João Ribas and Kate Fowle ask 10 institutional figures to offer opinions on the role of art in the new socio-political and economic context, and on the meaning of the term “global” (or “international”) in Beirut, Abu Dhabi, Montevideo, Gaza…
For NICE TO MEET YOU: Gigiotto Del Vecchio talks with Natalie Czech about texts that become images, and vice versa; Vincent Honoré investigates negative space in the works of Eddie Peake; Aaron Angell talks with Adnan Yildiz about the intense material quality of his work.
Though he has gained worldwide renown as a writer, for Tom McCarthy art is the sole custodian of that literary modernism that springs from the circular structure that fascinates him so much. The form returns in this in-depth conversation with Francesco Manacorda.
BERLIN – Yngve Holen loves to grasp ideas. Mostly he does it with powerful water jets, dissecting a series of objects: for example, a sink can become two perfect fruit bowls. Timo Feldhaus takes a detailed look at this particular process.
LONDON – In the beginning there was The Shop, part gallery, part hang-out, which Sarah Lucas and Tracey Emin created and ran together in the 1990. Today Situation opens its doors. Nicolas Cullinan met with Sarah Lucas.
NEW YORK – The symbolic language of monuments and memorials, capable of motivating grassroots movements and public demonstrations, is the field of research and practice of Iman Issa, who converses with Mai Abu ElDahab, the curator who has shared her experience of the early 2000s in Cairo.
LOS ANGELES – “State of Mind” at the Orange County Museum was the first extensive overview of Conceptual Art in the 1970s in California. Jens Hoffmann talks it over with the curators Constance Lewallen and Karen Moss, and with Lynn Hershman, Martha Rosler, Allen Ruppersberg and Stephen Kaltenbach.

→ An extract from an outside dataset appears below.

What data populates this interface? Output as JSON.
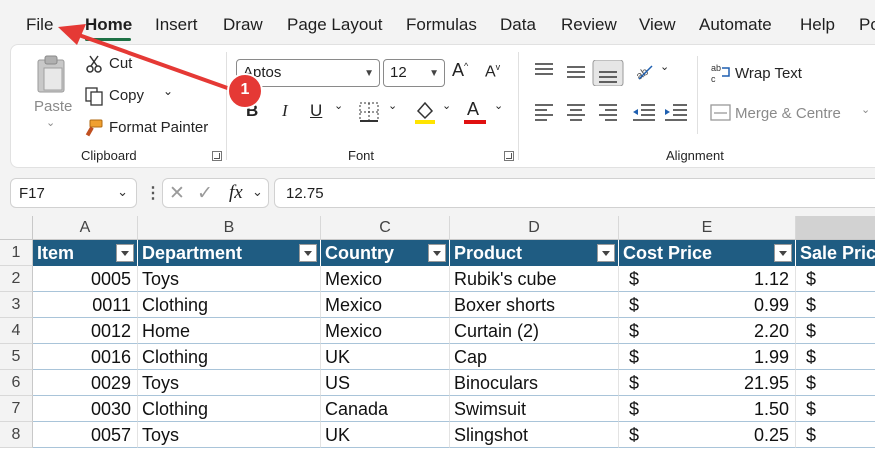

TEN FUNDAMENTAL QUESTIONS OF CURATING is a project conducted by Jens Hoffmann and sponsored by Fiorucci Art Trust and Mousse Publishing, to explore the many faces of the curator. The eighth of ten dossiers presents Chus Martínez who asks “What is the future of art?”.
“The museum is a school: the artist learns to communicate, the audience learns to make connections”: starting with this big written installation on the facade of the Museo del Barrio in New York by Luis Camnitzer, the latter and Sam Durant discuss the relationship between art and pedagogy.
In collective memory, Charlemagne Palestine is a legendary artist, composer and performer with a peculiar ritual style. But few people know about his adventurous background: learn all about it in this interview with Hans Ulrich Obrist.
Does an ethics of curating exist? What is the “moral” responsibility of the curator with respect to the art he or she decides to show? Jens Hoffmann and Peter Eleey discuss the concepts of limit and abuse in their respective curatorial practices.
What is friendship? For REPRINT, Céline Condorelli explores the territory of elective affinities through the letters and the writings exchanged between Hannah Arendt e Mary McCarthy.
Starting with the vivid literary impact of The Assistants by Robert Walser, Fionn Meade looks through a series of works inhabited by “assisting” figures or composed of scenarios populated by semi-human presences and object-surrogates, repositories of memory and producers of deviation.
Is there something outside of painting that gives it meaning and/or power? Nicolás Guagnini asks Cheyney Thompson. The two artists weave a discussion at dagger point and a complex examination of form, content and the painting “profession”.
David Robbins and Stephan Dillemuth have both conveyed their ideas in different forms: books, objects, films or TV, projects that are alternatives to the classic gallery show. Here they discuss the possibility of art production outside of institutional contexts.
Cover – Hollis Frampton photographed by Marion Faller, ca. 1977. © Hollis Frampton Estate
Courtesy: Anthology Film Archives